Please say how many lines in the entries below hold the string "true", with no other words.

[[ Material for the task, beginning ]]

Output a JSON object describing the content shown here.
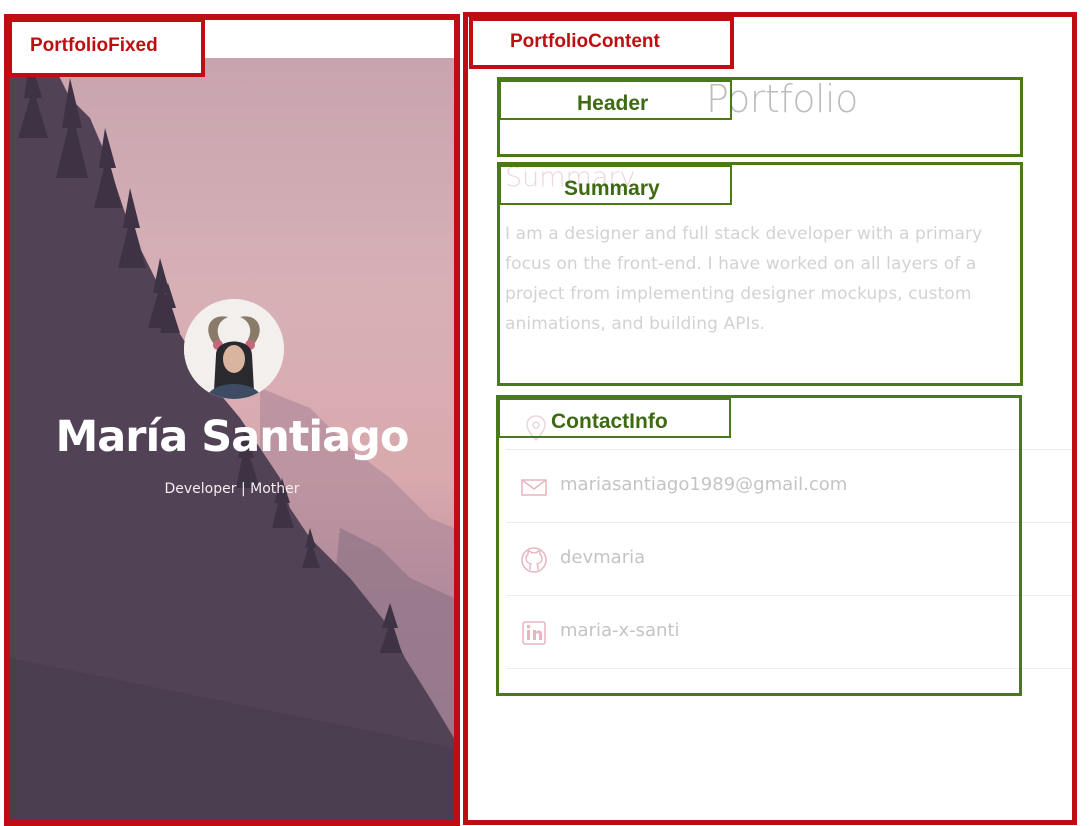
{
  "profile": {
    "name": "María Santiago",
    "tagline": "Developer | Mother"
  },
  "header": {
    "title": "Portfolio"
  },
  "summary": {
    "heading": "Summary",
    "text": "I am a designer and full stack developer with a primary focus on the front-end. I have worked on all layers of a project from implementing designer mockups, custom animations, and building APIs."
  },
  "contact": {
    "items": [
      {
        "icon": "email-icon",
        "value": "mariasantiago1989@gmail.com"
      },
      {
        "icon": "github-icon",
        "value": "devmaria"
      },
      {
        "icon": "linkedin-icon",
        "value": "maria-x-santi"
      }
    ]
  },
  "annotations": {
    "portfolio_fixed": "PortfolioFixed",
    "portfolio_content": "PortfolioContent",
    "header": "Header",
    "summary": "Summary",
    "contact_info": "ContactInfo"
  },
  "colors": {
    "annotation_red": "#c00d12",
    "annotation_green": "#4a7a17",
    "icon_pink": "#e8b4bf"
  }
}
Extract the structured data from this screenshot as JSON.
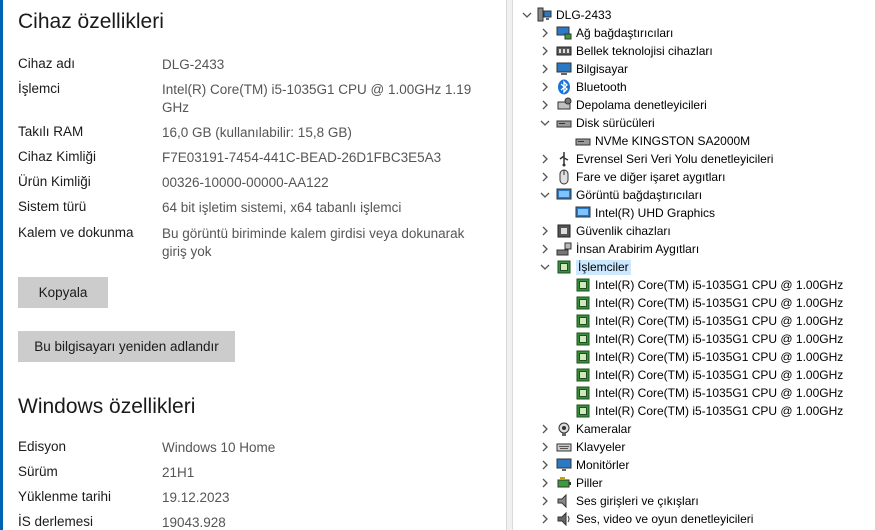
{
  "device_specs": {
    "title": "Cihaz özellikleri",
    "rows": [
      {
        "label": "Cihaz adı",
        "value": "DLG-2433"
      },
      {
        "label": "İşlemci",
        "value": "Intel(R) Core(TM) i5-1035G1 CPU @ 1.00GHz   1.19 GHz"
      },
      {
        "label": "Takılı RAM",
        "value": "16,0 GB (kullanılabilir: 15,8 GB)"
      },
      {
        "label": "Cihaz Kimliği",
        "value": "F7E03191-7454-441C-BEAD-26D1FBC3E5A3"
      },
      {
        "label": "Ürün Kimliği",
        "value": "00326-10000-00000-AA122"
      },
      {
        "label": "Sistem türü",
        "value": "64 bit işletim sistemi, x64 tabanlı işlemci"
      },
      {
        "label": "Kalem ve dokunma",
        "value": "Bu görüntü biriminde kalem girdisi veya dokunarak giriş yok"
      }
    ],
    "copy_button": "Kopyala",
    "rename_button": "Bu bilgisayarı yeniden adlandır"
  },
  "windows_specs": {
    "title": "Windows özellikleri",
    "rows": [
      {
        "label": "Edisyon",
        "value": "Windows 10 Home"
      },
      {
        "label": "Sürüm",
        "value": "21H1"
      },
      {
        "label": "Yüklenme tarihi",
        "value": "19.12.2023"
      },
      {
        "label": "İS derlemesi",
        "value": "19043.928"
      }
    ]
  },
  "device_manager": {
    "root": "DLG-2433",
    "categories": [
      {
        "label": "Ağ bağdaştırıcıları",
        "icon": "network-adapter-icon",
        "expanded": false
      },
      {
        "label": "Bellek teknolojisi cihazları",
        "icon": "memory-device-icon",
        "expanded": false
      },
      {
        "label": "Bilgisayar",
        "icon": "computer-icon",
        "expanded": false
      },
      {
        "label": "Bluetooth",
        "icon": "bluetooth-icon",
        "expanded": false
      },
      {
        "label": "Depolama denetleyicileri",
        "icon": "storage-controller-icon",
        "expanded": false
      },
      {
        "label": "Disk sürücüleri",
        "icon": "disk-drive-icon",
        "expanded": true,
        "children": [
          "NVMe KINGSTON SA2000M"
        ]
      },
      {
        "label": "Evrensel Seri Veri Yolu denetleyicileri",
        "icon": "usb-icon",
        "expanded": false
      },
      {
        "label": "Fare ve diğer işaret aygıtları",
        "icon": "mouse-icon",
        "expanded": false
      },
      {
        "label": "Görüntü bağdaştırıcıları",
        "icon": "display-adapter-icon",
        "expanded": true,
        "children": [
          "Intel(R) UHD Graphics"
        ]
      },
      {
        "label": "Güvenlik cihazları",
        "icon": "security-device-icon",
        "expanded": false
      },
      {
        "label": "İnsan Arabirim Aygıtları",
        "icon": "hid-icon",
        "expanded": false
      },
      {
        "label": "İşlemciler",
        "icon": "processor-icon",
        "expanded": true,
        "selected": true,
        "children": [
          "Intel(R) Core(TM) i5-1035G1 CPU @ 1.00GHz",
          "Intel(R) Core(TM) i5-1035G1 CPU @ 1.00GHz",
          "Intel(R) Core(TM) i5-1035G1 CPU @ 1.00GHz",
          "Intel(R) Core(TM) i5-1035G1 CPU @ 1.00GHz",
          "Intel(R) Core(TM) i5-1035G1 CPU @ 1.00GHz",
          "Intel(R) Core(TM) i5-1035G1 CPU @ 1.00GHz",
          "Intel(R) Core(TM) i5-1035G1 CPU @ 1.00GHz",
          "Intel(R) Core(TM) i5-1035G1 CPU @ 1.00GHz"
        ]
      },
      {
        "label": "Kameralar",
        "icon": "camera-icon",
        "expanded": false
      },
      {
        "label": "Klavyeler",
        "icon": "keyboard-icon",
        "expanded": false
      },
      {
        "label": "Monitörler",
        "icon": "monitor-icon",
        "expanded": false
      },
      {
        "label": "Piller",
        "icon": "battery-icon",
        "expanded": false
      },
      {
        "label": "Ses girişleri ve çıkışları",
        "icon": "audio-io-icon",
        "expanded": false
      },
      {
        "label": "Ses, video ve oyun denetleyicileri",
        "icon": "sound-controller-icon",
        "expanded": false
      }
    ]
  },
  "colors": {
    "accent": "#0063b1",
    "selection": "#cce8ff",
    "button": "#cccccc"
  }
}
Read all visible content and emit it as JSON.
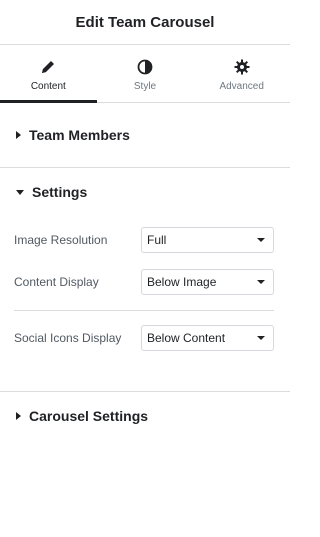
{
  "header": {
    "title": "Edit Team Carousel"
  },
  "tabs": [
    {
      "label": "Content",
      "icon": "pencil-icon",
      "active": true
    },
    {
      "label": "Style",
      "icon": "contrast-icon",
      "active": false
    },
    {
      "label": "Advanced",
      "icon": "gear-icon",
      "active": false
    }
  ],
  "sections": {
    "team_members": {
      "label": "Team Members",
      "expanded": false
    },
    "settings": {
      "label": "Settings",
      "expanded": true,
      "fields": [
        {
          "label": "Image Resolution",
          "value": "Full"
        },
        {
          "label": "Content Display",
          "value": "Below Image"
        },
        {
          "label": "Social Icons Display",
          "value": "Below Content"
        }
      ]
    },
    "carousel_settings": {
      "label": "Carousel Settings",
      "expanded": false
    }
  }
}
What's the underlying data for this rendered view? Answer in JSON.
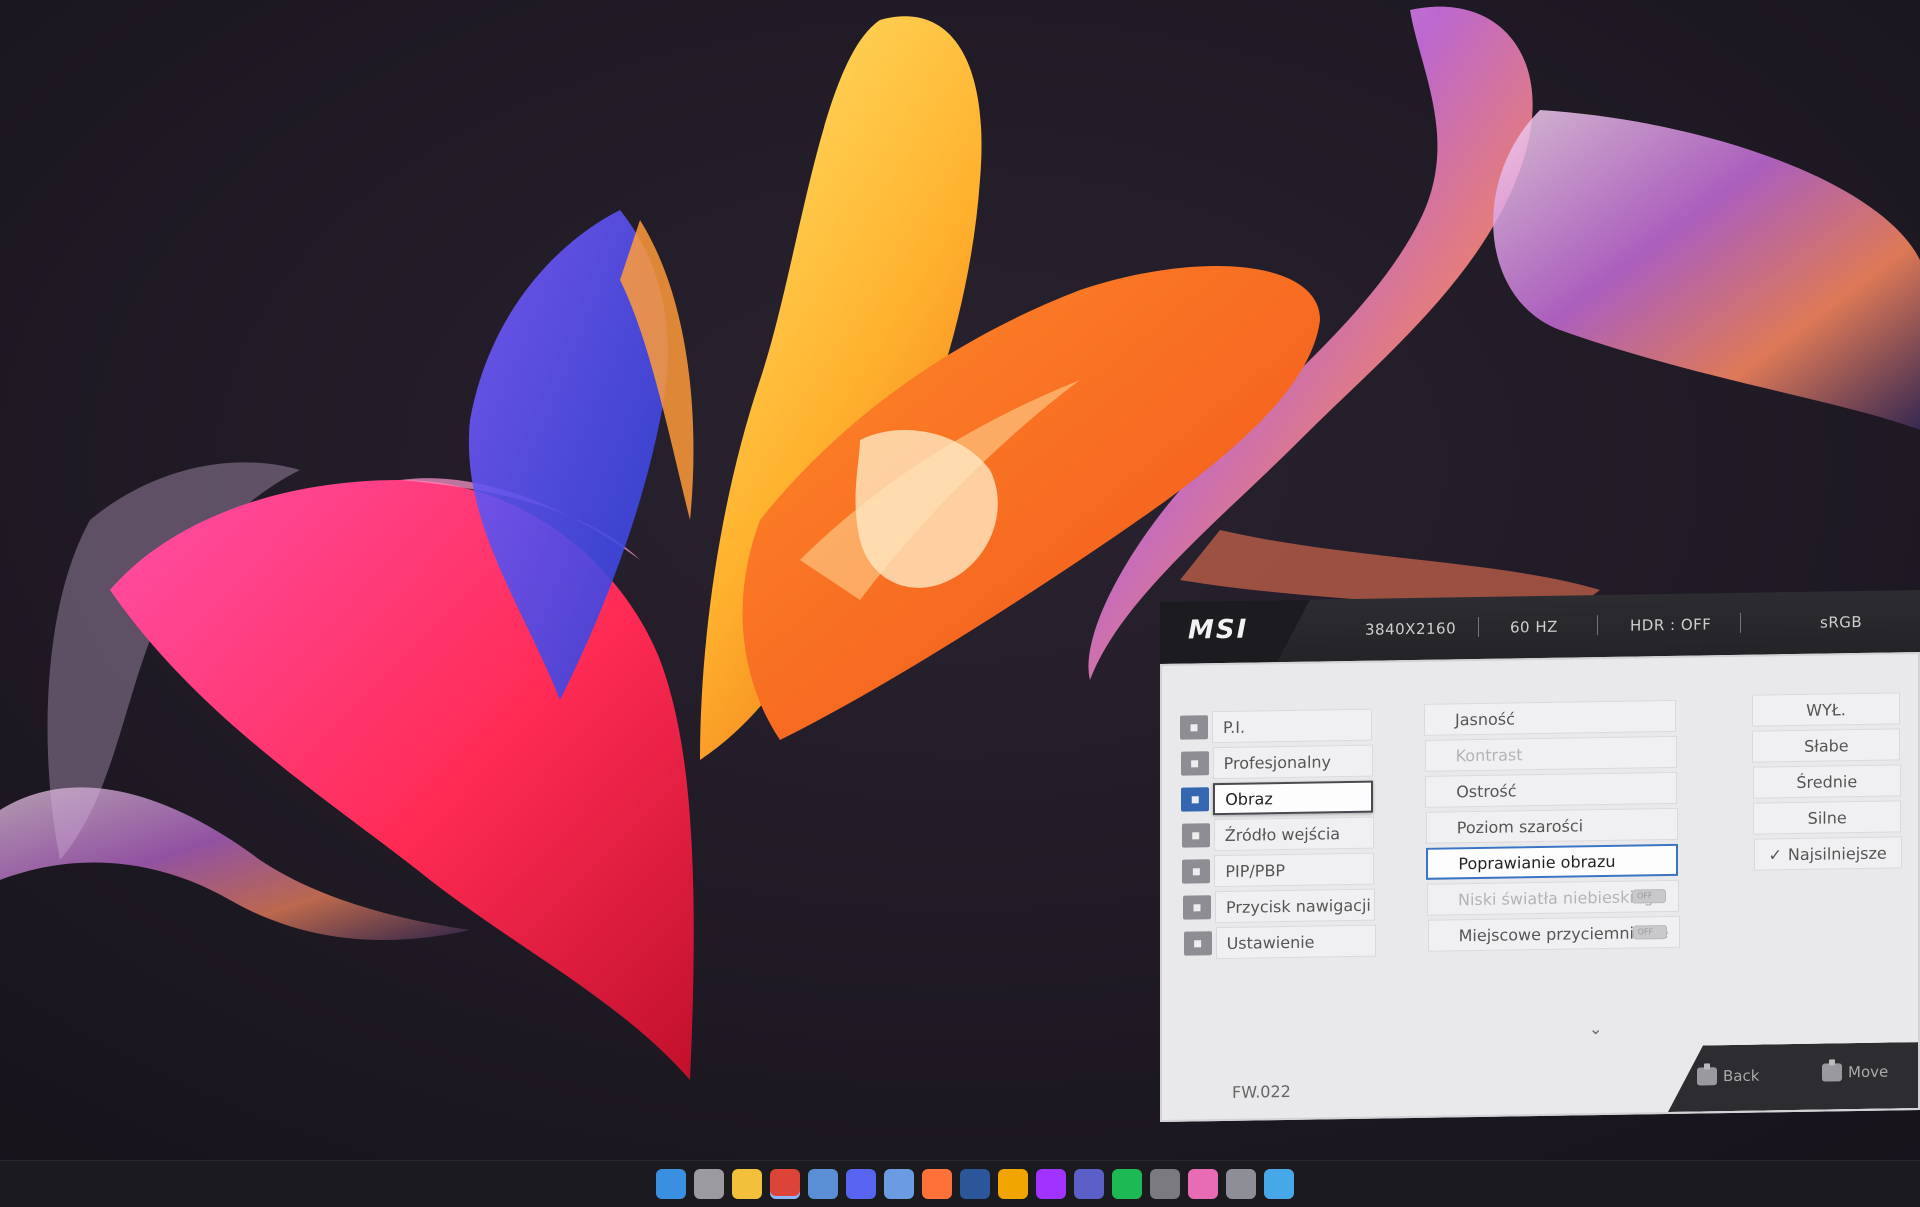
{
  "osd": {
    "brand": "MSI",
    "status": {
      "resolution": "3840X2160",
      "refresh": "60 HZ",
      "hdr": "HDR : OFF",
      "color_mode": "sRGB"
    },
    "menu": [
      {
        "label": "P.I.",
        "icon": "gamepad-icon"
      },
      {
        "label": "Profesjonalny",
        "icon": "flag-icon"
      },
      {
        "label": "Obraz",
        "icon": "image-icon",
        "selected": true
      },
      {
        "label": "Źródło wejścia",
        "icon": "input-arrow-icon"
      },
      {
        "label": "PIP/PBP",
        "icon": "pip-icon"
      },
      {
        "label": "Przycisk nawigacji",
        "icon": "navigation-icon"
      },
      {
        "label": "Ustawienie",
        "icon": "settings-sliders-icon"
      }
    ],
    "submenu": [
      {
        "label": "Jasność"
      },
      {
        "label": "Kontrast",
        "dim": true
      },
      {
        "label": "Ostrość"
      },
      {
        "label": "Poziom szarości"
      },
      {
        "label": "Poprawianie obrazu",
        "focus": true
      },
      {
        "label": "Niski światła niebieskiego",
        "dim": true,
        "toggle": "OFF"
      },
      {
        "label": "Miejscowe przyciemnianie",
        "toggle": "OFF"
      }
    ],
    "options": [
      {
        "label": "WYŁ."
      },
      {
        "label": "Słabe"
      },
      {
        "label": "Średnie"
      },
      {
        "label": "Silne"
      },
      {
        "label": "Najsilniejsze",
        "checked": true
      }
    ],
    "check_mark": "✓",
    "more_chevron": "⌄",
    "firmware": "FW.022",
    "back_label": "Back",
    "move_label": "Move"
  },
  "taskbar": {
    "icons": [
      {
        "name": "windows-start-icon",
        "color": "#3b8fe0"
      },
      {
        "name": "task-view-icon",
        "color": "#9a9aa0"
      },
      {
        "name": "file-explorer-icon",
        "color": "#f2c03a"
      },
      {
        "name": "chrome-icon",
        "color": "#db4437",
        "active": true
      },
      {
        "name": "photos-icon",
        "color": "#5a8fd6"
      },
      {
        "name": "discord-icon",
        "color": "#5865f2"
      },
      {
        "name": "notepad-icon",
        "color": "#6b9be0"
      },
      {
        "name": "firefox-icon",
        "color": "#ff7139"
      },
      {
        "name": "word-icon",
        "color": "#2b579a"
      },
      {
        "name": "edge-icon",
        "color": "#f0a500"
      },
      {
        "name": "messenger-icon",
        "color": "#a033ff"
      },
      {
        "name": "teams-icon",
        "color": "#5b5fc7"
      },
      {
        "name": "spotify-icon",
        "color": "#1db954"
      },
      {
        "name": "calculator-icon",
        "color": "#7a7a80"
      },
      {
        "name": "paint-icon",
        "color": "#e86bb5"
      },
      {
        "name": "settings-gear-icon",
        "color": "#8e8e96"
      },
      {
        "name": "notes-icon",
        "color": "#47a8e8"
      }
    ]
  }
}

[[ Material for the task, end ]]

▶ **Reply to the task**
12